Tuesday, February 24, 2015

exhibitions | The Self in the Practice and Space of Everyday Life (and Art)

What we need is not the Gesamtkunstwerk, alongside and separated from which life flows by, but a synthesis of all the vital impulses spontaneously forming itself into the all-embracing Gesamtwerk (life) which abolishes all isolation, in which all individual accomplishments proceed from a biological necessity and culminate in a universal necessity.  
László Moholy-Nagy

Three seemingly disconnected and unrelated art exhibitions are currently on view in New York: “On Kawara: Silence” at the Guggenheim Museum,  “In the Studio: Photographs” at Gagosian and “Self: Portrait of Artists in Their Absence" at the National Academy Museum. The exhibitions share instead a strong commonality about making art intersecting with living life: the studio is an experiential place and the artist is a maker of artwork impregnated with existential questioning and awareness of self image. Uncannily these three exhibitions are located a few blocks apart from each other in the Manhattan Upper East Side and seem to complement each other in terms of media: photography, video, sculpture, found objects, newspaper clips, installation. 

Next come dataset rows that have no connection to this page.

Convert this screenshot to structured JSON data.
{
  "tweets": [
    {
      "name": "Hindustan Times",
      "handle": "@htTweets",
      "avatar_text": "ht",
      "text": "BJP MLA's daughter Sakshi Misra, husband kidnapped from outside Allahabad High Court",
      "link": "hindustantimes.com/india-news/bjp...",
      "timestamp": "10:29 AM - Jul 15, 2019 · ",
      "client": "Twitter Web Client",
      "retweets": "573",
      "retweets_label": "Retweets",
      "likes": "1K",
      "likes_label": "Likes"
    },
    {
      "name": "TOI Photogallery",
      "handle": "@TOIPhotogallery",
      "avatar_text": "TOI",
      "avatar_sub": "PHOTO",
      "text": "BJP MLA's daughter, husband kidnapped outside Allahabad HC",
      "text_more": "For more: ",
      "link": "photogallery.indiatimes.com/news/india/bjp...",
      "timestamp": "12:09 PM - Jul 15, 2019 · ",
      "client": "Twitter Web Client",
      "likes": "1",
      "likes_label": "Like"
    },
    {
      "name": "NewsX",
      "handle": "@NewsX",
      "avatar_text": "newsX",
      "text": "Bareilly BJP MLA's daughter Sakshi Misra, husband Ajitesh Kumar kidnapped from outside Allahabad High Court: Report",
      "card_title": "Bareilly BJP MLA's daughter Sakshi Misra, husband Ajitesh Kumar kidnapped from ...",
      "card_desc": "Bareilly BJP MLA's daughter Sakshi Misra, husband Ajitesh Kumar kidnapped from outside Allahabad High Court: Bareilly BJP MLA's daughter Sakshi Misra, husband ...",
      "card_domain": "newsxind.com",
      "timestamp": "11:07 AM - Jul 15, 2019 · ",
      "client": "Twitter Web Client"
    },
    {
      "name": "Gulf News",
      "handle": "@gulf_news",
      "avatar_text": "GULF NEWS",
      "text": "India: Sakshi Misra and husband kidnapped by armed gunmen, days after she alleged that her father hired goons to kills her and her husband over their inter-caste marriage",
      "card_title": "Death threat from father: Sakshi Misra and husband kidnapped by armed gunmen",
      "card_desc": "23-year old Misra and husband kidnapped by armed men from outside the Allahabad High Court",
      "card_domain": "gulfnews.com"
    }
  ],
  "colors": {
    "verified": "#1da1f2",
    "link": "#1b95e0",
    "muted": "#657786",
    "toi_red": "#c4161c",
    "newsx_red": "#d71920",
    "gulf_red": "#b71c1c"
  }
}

    The most compelling exhibition is probably the On Kawara retrospective: a recording of the conceptual artist's existence as art practice, explored in many different media, from paintings to mail art, artist books. The exhibition starts with work from 1964, produced in different places across the planet during the artist numerous travels and includes several series:

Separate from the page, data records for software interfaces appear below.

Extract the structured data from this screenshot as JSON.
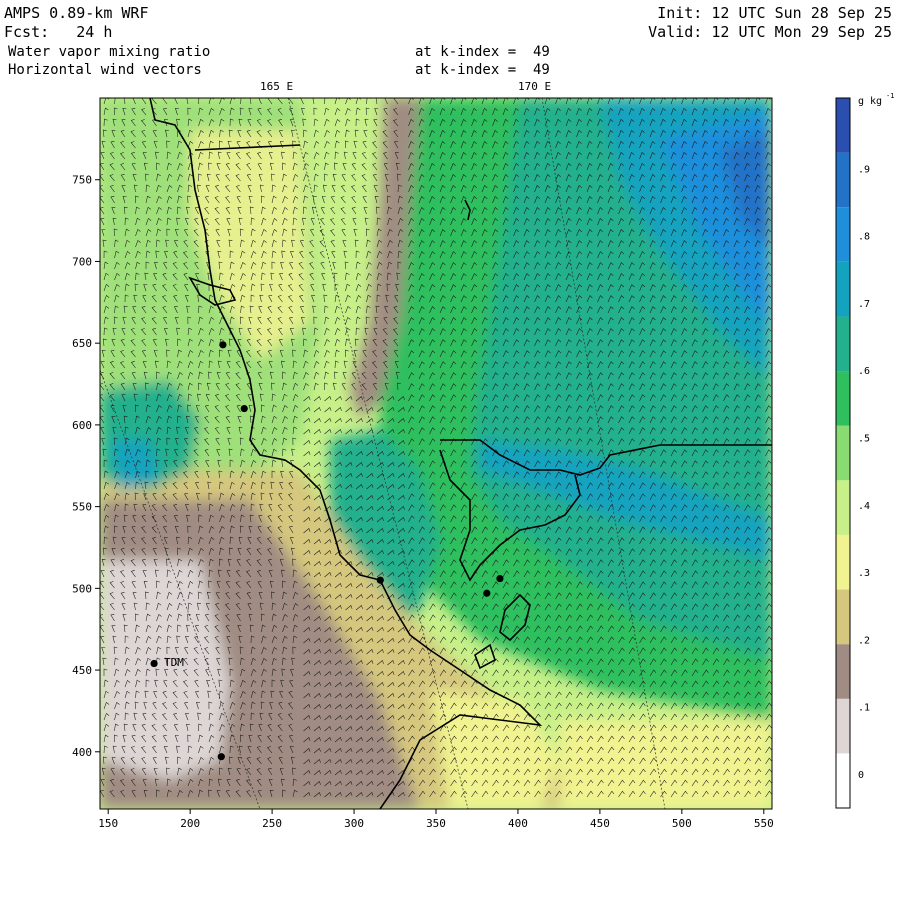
{
  "header": {
    "model": "AMPS 0.89-km WRF",
    "forecast": "Fcst:   24 h",
    "init": "Init: 12 UTC Sun 28 Sep 25",
    "valid": "Valid: 12 UTC Mon 29 Sep 25",
    "field1": "Water vapor mixing ratio",
    "field2": "Horizontal wind vectors",
    "level1": "at k-index =  49",
    "level2": "at k-index =  49"
  },
  "longitude_labels": [
    "165 E",
    "170 E"
  ],
  "x_ticks": [
    "150",
    "200",
    "250",
    "300",
    "350",
    "400",
    "450",
    "500",
    "550"
  ],
  "y_ticks": [
    "400",
    "450",
    "500",
    "550",
    "600",
    "650",
    "700",
    "750"
  ],
  "station_label": "TDM",
  "colorbar": {
    "unit_label": "g kg",
    "unit_exp": "-1",
    "labels": [
      "0",
      ".1",
      ".2",
      ".3",
      ".4",
      ".5",
      ".6",
      ".7",
      ".8",
      ".9"
    ],
    "colors": [
      "#ffffff",
      "#ddd6d4",
      "#a08c82",
      "#d6c77e",
      "#f0f38f",
      "#c7f089",
      "#89db72",
      "#2fbf5e",
      "#22b08d",
      "#14a3bf",
      "#1f8fdc",
      "#2272c8",
      "#2a4fb0"
    ]
  },
  "chart_data": {
    "type": "heatmap",
    "title": "Water vapor mixing ratio",
    "unit": "g kg-1",
    "x_range": [
      145,
      555
    ],
    "y_range": [
      365,
      800
    ],
    "levels": [
      0,
      0.05,
      0.1,
      0.15,
      0.2,
      0.25,
      0.3,
      0.35,
      0.4,
      0.45,
      0.5,
      0.55,
      0.6,
      0.65,
      0.7,
      0.75,
      0.8,
      0.85,
      0.9,
      0.95
    ],
    "stations": [
      {
        "x": 220,
        "y": 649
      },
      {
        "x": 233,
        "y": 610
      },
      {
        "x": 316,
        "y": 505
      },
      {
        "x": 381,
        "y": 497
      },
      {
        "x": 389,
        "y": 506
      },
      {
        "x": 178,
        "y": 454,
        "label": "TDM"
      },
      {
        "x": 219,
        "y": 397
      }
    ]
  }
}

  • date paintings from Today
  • postcards from I Got Up
  • telegrams from I Am Still Alive
  • maps from I Went series; 

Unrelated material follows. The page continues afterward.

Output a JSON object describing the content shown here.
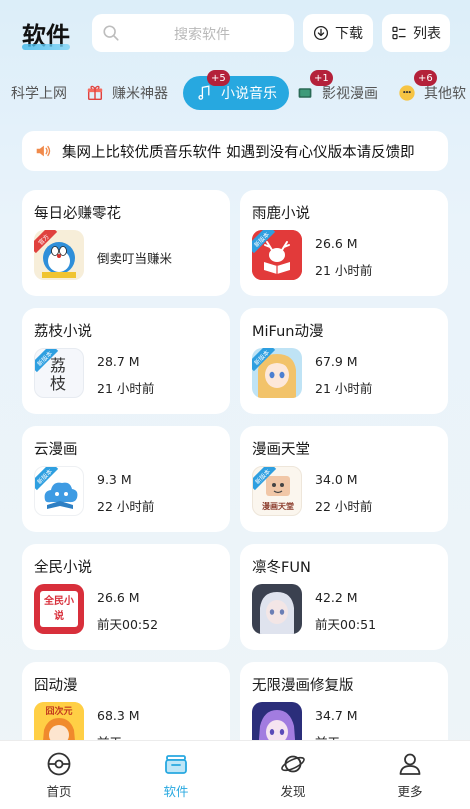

  • lists of names from I Met;
  • newspaper clips from I Read;
  • inventory of paintings from Journals
  • calendars from One Hundred Years and One Million Years.
Walking in the continuous six-floor ramp of the Guggenheim Museum feels like joining On Kawara on his  meditation on living in the awareness of space and time as recording of his existence. Life is recorded with the accuracy of a database. I feel particularly intrigued by this art practice which I experienced in a participatory mode in 2009, as one of the readers for reading for One Million Years 

The three exhibitions made me think of Michel de Certau "The Practice of Everyday Life": a welcomed diversion from many contemporary art exhibitions where often gimmicks camouflage the lack of contents.